UX, or User Experience design, is at the core of our digital design and development projects. When creating websites, apps and other digital experiences, we take an award-winning User Experience (UX) design approach.
UX MOVES THE NEEDLE
- Brands find every dollar invested in UX drives between $2 and $100 in return.
- McKinsey’s ‘Business value of design’ study concluded that a user experience approach can increase a company’s revenue and shareholder returns at nearly twice the rate of competitors.
- Market research firm Econsultancy’s ‘User Experience Survey Report’ found 95% of brands surveyed considered user experience a good investment. For example, Bank of America increased online banking yield 45% with UX.
- We spoke with the Australian Financial Review about five ways to supercharge a website with UX and cited examples of big UX revenue shifts for Amazon, Virgin America and our clients.
- We’ve seen revenue increases of over 50% after a website redesign (from a large base), website ROI payback periods of less than 6 months, and big swings in customer conversion and retention.
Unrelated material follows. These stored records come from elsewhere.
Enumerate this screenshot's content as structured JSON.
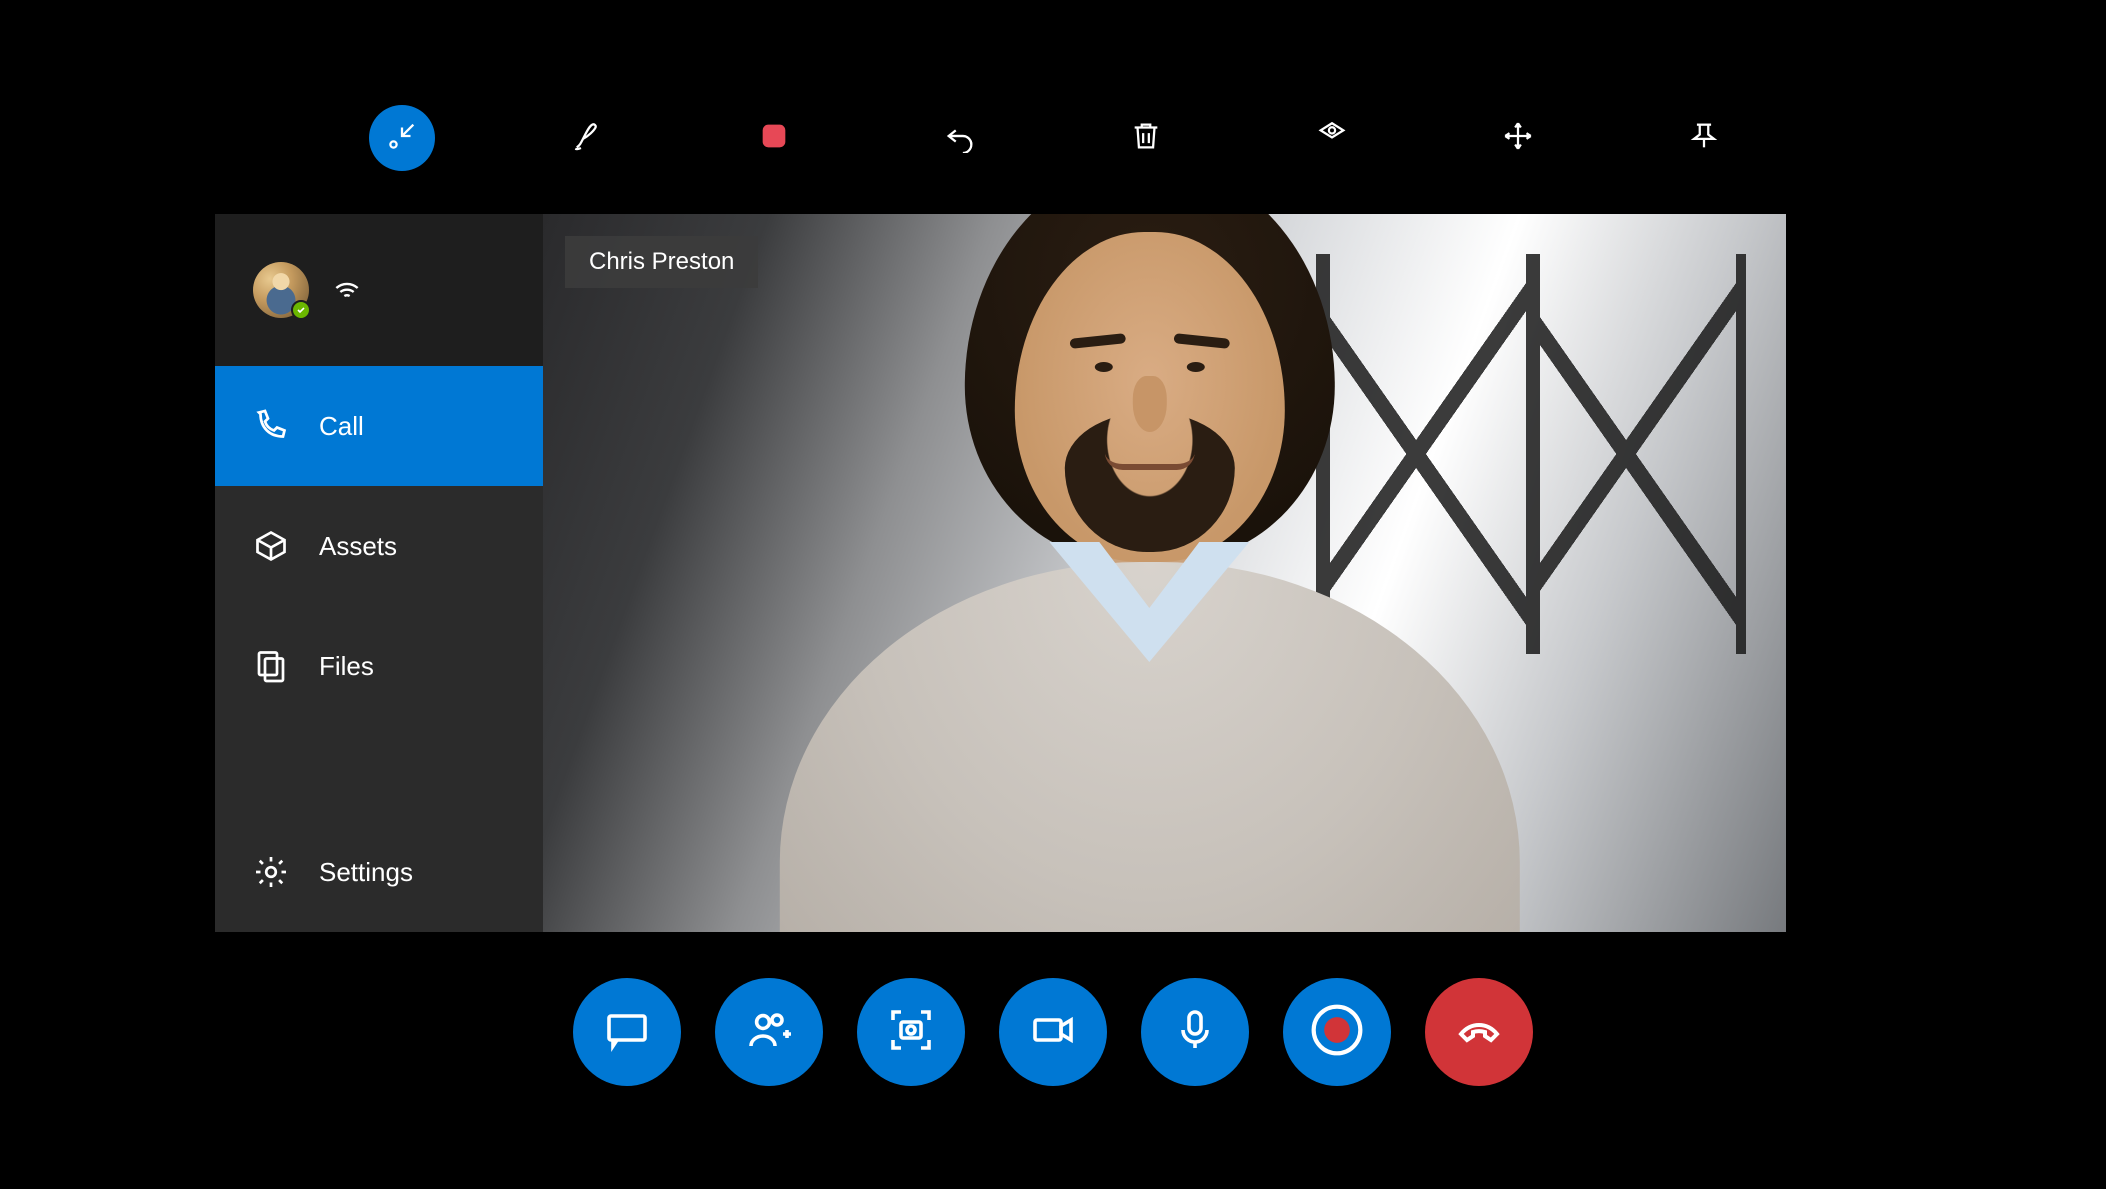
{
  "toolbar": {
    "collapse": "collapse",
    "ink": "ink",
    "stop": "stop",
    "undo": "undo",
    "delete": "delete",
    "spatial": "spatial",
    "move": "move",
    "pin": "pin"
  },
  "sidebar": {
    "items": [
      {
        "label": "Call"
      },
      {
        "label": "Assets"
      },
      {
        "label": "Files"
      },
      {
        "label": "Settings"
      }
    ]
  },
  "video": {
    "participant_name": "Chris Preston"
  },
  "controls": {
    "chat": "chat",
    "add_participant": "add participant",
    "screenshot": "screenshot",
    "video": "video",
    "mic": "microphone",
    "record": "record",
    "end_call": "end call"
  },
  "colors": {
    "accent": "#0078D4",
    "danger": "#D13438",
    "presence": "#6BB700"
  }
}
The Village has also been awarded one of nine global User Experience (UX) Awards for UX design effectiveness.
WHAT IS USER EXPERIENCE?
UX is the art of bringing together business goals with the customer’s needs. We bake useful in and reduce the barriers to conversion, driving higher engagement, more sales and increased customer loyalty.
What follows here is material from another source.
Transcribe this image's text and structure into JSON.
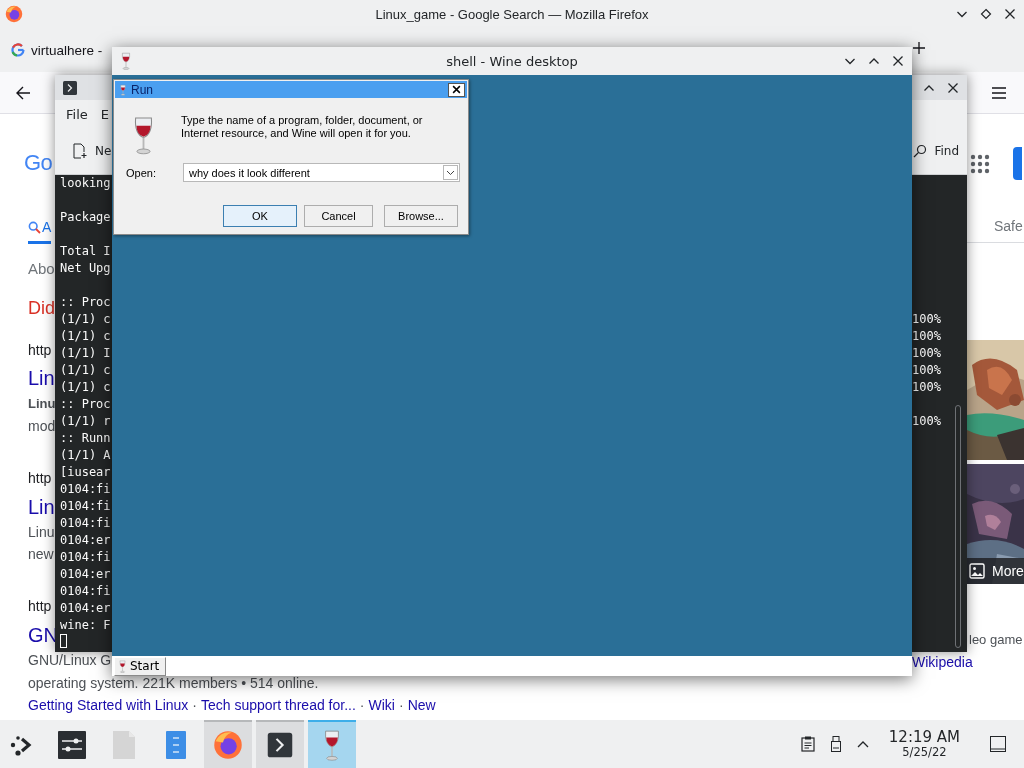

In practical terms, a UX roadmap typically includes these steps:
- Customer research – Talk to people within the target audience about their needs. Ask them the right questions about how they research, try and buy. Study relevant data (search data, purchase data, demographics) and understand the buying process or customer journey people undertake.
- Customer journey map – Map the buying process from research > trial > purchase > loyalty to illustrate the time people take, their sources of influence and their touch-points during decision-making, purchase and ownership.
- Information architecture – Business goals and customer needs define content requirements and the digital product’s structure.
- Prototype – Wireframes, or basic screen layouts, are created using real-world content and calls to action. The wireframes are linked together to create a simple prototype of typical customer journeys. Also known as an interactive wireframe.
- Test, iterate, test, iterate – Real customers use the prototype, in-person, and areas for improvement are identified. The prototype is tweaked and the testing happens again and again, until it can’t be improved any further. This step is sometimes referred to as user testing, UX testing or customer testing.
- Usability – An ideal final check is an eyetracking study to deeply understand where customers are looking and how they’re responding to a prototype. This eliminates any usability issues and final roadblocks. You might hear this referred to as usability testing, heatmapping or eyetracking.
After this, it’s time to apply the art direction to the prototype to create the finished interface design. This includes the colours, fonts, images and textures that bring the design to life.
Finally, the solution is built and all interactions are carefully considered so the intended user experience is realised. UX decisions are typically made right up to the point of launching and ‘going live’.
READY AND WAITING
Can we help design the UX of your next product? Let’s talk.